- Listed records:
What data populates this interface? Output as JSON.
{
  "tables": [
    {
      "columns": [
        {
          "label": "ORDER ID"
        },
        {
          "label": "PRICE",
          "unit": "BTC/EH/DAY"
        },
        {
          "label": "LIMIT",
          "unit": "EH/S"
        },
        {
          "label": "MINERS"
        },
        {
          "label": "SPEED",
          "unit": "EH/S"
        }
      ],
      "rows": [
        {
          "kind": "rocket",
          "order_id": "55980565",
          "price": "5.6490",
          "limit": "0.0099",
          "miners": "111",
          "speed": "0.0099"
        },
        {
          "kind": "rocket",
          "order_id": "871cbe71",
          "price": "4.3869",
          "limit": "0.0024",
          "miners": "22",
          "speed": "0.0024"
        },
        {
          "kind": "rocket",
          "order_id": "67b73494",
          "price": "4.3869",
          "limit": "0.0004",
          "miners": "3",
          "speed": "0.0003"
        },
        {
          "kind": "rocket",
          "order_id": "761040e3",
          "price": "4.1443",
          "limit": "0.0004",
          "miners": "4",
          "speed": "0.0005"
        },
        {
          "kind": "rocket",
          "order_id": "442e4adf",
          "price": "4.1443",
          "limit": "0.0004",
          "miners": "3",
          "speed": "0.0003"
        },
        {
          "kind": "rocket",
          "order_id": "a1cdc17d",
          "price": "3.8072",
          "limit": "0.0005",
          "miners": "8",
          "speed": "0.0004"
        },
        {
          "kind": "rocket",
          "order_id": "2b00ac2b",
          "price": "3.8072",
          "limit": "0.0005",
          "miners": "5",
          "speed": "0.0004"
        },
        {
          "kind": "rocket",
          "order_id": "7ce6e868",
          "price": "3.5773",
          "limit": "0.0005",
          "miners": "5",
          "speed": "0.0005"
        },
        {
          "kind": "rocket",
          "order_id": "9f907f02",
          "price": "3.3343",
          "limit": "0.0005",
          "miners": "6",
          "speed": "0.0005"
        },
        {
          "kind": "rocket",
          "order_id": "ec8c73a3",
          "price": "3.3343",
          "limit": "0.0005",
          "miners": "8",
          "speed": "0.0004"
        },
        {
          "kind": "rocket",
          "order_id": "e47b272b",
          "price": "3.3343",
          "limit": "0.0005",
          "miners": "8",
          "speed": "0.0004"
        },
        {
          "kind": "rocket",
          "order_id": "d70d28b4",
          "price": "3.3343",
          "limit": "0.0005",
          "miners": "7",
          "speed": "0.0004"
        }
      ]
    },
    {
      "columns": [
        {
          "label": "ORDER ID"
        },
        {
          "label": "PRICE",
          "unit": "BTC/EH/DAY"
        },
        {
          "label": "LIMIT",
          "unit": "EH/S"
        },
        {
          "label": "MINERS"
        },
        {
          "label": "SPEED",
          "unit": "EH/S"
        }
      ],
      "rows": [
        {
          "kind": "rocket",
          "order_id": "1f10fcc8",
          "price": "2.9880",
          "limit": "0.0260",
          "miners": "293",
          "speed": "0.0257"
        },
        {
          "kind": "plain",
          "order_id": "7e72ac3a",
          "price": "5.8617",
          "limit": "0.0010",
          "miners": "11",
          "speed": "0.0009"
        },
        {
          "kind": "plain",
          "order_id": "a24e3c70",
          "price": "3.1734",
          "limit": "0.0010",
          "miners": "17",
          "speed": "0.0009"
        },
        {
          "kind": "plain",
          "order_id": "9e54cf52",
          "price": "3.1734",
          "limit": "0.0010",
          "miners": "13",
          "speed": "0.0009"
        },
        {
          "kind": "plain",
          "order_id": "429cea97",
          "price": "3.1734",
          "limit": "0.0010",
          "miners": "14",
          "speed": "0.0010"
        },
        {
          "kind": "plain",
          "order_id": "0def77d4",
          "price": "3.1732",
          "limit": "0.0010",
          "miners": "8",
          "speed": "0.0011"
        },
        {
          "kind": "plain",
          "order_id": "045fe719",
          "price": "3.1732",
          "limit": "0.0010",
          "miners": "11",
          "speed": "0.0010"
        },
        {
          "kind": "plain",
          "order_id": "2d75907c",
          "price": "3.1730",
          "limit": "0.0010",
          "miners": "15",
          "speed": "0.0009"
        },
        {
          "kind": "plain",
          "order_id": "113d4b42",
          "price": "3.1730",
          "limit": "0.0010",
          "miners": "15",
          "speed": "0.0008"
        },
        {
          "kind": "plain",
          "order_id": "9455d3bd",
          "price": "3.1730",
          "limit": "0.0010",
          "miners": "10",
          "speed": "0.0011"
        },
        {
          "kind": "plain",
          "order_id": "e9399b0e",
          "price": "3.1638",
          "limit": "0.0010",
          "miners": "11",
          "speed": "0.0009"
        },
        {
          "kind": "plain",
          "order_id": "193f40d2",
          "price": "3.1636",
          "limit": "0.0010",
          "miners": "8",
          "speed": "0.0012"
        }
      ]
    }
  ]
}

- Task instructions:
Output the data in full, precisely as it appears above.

- Response to this task:
What data populates this interface? Output as JSON.
{
  "tables": [
    {
      "columns": [
        {
          "label": "ORDER ID"
        },
        {
          "label": "PRICE",
          "unit": "BTC/EH/DAY"
        },
        {
          "label": "LIMIT",
          "unit": "EH/S"
        },
        {
          "label": "MINERS"
        },
        {
          "label": "SPEED",
          "unit": "EH/S"
        }
      ],
      "rows": [
        {
          "kind": "rocket",
          "order_id": "55980565",
          "price": "5.6490",
          "limit": "0.0099",
          "miners": "111",
          "speed": "0.0099"
        },
        {
          "kind": "rocket",
          "order_id": "871cbe71",
          "price": "4.3869",
          "limit": "0.0024",
          "miners": "22",
          "speed": "0.0024"
        },
        {
          "kind": "rocket",
          "order_id": "67b73494",
          "price": "4.3869",
          "limit": "0.0004",
          "miners": "3",
          "speed": "0.0003"
        },
        {
          "kind": "rocket",
          "order_id": "761040e3",
          "price": "4.1443",
          "limit": "0.0004",
          "miners": "4",
          "speed": "0.0005"
        },
        {
          "kind": "rocket",
          "order_id": "442e4adf",
          "price": "4.1443",
          "limit": "0.0004",
          "miners": "3",
          "speed": "0.0003"
        },
        {
          "kind": "rocket",
          "order_id": "a1cdc17d",
          "price": "3.8072",
          "limit": "0.0005",
          "miners": "8",
          "speed": "0.0004"
        },
        {
          "kind": "rocket",
          "order_id": "2b00ac2b",
          "price": "3.8072",
          "limit": "0.0005",
          "miners": "5",
          "speed": "0.0004"
        },
        {
          "kind": "rocket",
          "order_id": "7ce6e868",
          "price": "3.5773",
          "limit": "0.0005",
          "miners": "5",
          "speed": "0.0005"
        },
        {
          "kind": "rocket",
          "order_id": "9f907f02",
          "price": "3.3343",
          "limit": "0.0005",
          "miners": "6",
          "speed": "0.0005"
        },
        {
          "kind": "rocket",
          "order_id": "ec8c73a3",
          "price": "3.3343",
          "limit": "0.0005",
          "miners": "8",
          "speed": "0.0004"
        },
        {
          "kind": "rocket",
          "order_id": "e47b272b",
          "price": "3.3343",
          "limit": "0.0005",
          "miners": "8",
          "speed": "0.0004"
        },
        {
          "kind": "rocket",
          "order_id": "d70d28b4",
          "price": "3.3343",
          "limit": "0.0005",
          "miners": "7",
          "speed": "0.0004"
        }
      ]
    },
    {
      "columns": [
        {
          "label": "ORDER ID"
        },
        {
          "label": "PRICE",
          "unit": "BTC/EH/DAY"
        },
        {
          "label": "LIMIT",
          "unit": "EH/S"
        },
        {
          "label": "MINERS"
        },
        {
          "label": "SPEED",
          "unit": "EH/S"
        }
      ],
      "rows": [
        {
          "kind": "rocket",
          "order_id": "1f10fcc8",
          "price": "2.9880",
          "limit": "0.0260",
          "miners": "293",
          "speed": "0.0257"
        },
        {
          "kind": "plain",
          "order_id": "7e72ac3a",
          "price": "5.8617",
          "limit": "0.0010",
          "miners": "11",
          "speed": "0.0009"
        },
        {
          "kind": "plain",
          "order_id": "a24e3c70",
          "price": "3.1734",
          "limit": "0.0010",
          "miners": "17",
          "speed": "0.0009"
        },
        {
          "kind": "plain",
          "order_id": "9e54cf52",
          "price": "3.1734",
          "limit": "0.0010",
          "miners": "13",
          "speed": "0.0009"
        },
        {
          "kind": "plain",
          "order_id": "429cea97",
          "price": "3.1734",
          "limit": "0.0010",
          "miners": "14",
          "speed": "0.0010"
        },
        {
          "kind": "plain",
          "order_id": "0def77d4",
          "price": "3.1732",
          "limit": "0.0010",
          "miners": "8",
          "speed": "0.0011"
        },
        {
          "kind": "plain",
          "order_id": "045fe719",
          "price": "3.1732",
          "limit": "0.0010",
          "miners": "11",
          "speed": "0.0010"
        },
        {
          "kind": "plain",
          "order_id": "2d75907c",
          "price": "3.1730",
          "limit": "0.0010",
          "miners": "15",
          "speed": "0.0009"
        },
        {
          "kind": "plain",
          "order_id": "113d4b42",
          "price": "3.1730",
          "limit": "0.0010",
          "miners": "15",
          "speed": "0.0008"
        },
        {
          "kind": "plain",
          "order_id": "9455d3bd",
          "price": "3.1730",
          "limit": "0.0010",
          "miners": "10",
          "speed": "0.0011"
        },
        {
          "kind": "plain",
          "order_id": "e9399b0e",
          "price": "3.1638",
          "limit": "0.0010",
          "miners": "11",
          "speed": "0.0009"
        },
        {
          "kind": "plain",
          "order_id": "193f40d2",
          "price": "3.1636",
          "limit": "0.0010",
          "miners": "8",
          "speed": "0.0012"
        }
      ]
    }
  ]
}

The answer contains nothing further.